Dataset records:
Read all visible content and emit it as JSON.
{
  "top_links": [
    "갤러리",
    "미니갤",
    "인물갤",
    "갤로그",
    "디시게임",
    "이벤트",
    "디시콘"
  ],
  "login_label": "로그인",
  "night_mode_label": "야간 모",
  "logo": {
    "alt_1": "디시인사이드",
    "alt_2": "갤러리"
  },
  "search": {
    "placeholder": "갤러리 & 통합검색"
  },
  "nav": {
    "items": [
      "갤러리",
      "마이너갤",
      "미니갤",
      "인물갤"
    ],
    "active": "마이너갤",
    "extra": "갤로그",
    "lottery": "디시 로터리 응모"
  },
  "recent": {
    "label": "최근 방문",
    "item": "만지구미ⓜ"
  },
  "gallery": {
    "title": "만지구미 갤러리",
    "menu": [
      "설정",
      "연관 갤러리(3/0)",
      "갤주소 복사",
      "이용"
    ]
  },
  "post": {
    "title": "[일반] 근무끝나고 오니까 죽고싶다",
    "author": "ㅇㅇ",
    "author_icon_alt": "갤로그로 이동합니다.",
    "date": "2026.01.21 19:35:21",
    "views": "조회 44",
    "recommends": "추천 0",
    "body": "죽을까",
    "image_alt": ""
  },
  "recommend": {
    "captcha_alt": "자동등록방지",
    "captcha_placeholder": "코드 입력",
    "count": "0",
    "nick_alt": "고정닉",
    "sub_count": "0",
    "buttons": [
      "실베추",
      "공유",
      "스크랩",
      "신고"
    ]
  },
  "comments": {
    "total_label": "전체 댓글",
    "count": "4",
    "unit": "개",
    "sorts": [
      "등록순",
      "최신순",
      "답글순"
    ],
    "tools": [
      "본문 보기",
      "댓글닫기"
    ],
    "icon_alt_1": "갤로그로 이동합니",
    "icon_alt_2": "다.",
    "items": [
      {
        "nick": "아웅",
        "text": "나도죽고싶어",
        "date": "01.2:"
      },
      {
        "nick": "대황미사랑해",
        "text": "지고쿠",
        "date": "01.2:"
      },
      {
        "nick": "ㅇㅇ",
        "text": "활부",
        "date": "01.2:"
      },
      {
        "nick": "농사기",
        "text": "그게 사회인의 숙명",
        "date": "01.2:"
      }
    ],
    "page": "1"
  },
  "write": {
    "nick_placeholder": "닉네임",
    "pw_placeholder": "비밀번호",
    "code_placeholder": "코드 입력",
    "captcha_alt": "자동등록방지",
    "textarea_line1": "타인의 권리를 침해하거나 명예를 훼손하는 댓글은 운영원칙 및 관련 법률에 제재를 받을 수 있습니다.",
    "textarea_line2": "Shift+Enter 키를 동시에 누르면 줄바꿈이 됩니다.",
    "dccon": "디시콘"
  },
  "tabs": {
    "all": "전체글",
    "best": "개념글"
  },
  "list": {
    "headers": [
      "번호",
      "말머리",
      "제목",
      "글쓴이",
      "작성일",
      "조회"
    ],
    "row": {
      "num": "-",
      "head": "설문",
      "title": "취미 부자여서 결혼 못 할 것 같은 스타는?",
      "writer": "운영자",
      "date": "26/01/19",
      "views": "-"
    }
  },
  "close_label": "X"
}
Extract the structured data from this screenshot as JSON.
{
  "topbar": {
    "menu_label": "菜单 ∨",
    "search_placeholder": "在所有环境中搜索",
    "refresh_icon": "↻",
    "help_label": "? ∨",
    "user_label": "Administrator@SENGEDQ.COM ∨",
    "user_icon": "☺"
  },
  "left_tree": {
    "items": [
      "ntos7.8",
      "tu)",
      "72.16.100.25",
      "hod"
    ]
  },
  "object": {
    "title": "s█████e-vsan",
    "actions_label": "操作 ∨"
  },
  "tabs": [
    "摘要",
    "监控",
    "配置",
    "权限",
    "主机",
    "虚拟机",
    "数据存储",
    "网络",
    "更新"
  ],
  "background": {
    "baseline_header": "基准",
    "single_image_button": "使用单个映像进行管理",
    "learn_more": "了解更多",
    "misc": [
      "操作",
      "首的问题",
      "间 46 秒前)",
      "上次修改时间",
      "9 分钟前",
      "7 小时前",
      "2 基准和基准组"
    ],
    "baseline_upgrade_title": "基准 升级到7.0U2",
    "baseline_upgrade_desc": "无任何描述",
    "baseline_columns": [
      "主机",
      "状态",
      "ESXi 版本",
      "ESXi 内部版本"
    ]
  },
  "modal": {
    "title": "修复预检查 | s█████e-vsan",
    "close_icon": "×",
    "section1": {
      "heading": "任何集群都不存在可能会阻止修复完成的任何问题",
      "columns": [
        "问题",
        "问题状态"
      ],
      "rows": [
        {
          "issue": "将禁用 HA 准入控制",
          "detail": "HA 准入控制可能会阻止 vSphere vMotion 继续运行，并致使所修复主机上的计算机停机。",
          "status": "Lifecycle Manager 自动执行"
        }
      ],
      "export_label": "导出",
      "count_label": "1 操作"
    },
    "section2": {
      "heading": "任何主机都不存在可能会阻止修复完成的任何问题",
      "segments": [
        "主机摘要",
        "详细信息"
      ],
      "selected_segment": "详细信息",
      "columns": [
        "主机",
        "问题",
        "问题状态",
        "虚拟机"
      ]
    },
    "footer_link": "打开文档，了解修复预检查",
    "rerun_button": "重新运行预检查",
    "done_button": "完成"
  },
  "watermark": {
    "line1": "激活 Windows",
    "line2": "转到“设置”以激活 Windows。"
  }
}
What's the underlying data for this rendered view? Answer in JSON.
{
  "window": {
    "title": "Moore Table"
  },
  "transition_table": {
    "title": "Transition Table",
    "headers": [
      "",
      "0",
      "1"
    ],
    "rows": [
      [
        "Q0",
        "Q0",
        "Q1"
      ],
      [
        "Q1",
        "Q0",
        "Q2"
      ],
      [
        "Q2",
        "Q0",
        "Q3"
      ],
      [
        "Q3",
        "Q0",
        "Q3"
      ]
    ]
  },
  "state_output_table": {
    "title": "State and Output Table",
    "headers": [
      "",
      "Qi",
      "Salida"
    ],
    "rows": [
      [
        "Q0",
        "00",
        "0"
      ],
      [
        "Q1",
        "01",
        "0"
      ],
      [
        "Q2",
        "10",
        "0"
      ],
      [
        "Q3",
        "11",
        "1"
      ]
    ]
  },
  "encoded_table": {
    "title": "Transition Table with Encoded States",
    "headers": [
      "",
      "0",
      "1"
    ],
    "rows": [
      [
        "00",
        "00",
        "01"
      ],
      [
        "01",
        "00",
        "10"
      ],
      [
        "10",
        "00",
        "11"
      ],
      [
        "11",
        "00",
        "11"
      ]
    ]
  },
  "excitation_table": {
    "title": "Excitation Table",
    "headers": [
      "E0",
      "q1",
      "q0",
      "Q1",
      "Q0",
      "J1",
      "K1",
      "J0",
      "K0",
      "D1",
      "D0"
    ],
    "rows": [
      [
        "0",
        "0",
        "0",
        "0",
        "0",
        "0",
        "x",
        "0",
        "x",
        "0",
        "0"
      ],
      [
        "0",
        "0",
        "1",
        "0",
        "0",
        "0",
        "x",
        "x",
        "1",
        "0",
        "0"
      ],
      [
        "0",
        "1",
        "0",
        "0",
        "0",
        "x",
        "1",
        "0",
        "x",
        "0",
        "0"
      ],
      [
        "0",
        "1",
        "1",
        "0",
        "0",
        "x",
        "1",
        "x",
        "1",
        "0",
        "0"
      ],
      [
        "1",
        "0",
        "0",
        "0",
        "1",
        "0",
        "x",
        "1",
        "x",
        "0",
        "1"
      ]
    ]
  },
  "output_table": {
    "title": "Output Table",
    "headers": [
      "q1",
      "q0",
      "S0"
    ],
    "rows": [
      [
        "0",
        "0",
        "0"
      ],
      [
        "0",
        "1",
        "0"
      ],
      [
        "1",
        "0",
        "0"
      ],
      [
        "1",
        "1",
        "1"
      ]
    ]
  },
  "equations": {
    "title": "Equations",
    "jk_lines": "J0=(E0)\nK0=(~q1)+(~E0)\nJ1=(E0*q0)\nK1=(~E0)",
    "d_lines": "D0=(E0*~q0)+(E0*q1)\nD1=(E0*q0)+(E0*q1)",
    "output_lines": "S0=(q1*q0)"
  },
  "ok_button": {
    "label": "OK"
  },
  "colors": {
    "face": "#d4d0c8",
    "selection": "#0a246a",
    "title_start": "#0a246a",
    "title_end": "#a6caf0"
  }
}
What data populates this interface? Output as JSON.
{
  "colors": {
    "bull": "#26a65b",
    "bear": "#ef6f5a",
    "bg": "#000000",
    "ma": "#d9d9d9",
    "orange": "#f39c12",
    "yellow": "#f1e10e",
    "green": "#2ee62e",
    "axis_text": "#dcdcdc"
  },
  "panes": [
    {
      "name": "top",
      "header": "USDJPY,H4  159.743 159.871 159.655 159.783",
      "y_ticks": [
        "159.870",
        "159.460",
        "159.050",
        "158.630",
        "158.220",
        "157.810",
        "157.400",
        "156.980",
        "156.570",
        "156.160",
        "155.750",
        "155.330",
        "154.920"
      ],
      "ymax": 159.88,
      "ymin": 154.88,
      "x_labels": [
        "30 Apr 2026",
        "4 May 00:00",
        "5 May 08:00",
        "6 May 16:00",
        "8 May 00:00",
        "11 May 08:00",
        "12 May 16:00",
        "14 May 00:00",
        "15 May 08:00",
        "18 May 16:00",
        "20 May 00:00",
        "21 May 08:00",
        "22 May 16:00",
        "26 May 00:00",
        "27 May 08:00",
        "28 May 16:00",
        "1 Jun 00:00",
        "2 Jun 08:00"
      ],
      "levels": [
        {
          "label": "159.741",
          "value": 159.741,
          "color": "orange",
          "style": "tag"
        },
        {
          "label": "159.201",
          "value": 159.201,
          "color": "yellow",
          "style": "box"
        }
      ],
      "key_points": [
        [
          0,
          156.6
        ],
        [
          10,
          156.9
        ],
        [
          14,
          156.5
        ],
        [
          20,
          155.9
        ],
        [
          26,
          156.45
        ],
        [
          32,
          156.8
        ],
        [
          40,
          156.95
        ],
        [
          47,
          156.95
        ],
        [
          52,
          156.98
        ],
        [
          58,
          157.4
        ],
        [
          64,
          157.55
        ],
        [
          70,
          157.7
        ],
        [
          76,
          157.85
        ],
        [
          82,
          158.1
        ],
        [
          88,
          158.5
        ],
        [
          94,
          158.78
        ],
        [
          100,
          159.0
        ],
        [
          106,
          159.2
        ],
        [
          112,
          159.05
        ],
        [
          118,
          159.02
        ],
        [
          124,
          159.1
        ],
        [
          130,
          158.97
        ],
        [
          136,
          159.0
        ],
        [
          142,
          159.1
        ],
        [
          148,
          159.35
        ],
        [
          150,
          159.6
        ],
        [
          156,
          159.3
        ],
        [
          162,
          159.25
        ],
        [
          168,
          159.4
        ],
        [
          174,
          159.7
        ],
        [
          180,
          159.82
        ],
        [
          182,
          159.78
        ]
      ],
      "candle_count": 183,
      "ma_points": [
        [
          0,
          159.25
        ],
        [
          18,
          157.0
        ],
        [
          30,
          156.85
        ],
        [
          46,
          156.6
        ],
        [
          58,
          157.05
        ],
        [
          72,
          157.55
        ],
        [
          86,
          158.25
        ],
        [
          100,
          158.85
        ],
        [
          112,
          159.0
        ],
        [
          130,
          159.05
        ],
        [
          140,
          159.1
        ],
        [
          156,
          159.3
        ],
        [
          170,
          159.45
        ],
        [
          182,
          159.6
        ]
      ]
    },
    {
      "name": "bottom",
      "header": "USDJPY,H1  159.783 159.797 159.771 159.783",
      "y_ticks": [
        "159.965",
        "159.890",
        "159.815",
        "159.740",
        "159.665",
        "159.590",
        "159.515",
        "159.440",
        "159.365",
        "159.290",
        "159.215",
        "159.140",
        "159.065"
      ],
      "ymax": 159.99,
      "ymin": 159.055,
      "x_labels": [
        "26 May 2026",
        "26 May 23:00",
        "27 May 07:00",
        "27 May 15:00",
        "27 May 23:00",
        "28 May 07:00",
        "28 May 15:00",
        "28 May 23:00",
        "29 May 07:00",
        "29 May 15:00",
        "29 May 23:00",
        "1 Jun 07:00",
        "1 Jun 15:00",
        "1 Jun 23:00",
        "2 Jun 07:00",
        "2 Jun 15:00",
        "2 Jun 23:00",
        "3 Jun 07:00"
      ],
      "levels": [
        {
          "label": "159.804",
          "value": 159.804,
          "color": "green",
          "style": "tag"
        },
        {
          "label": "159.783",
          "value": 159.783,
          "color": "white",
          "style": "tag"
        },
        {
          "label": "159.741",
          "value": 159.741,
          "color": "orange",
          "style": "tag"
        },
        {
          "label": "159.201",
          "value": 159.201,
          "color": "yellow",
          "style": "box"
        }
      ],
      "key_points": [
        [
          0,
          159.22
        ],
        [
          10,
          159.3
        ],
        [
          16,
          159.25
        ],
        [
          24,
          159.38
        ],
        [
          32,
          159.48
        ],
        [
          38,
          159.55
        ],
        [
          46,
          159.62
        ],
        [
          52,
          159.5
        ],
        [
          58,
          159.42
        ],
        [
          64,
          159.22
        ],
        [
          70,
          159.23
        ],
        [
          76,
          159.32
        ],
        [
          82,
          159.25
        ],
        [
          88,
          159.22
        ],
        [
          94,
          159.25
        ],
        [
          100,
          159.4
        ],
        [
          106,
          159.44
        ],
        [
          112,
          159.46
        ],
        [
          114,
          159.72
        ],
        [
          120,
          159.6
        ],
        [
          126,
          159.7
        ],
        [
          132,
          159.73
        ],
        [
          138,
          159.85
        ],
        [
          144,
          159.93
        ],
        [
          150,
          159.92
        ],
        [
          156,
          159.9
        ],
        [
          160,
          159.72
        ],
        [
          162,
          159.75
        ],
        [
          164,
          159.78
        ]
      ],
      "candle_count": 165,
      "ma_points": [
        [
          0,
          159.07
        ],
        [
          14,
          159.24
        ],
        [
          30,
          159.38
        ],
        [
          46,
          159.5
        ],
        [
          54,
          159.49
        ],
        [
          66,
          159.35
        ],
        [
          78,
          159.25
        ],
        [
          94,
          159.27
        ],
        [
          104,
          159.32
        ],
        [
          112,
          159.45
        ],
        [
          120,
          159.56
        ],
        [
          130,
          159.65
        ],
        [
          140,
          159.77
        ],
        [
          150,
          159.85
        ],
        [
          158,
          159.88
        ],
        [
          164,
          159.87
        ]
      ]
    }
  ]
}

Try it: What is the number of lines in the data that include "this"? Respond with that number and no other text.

Output below: 3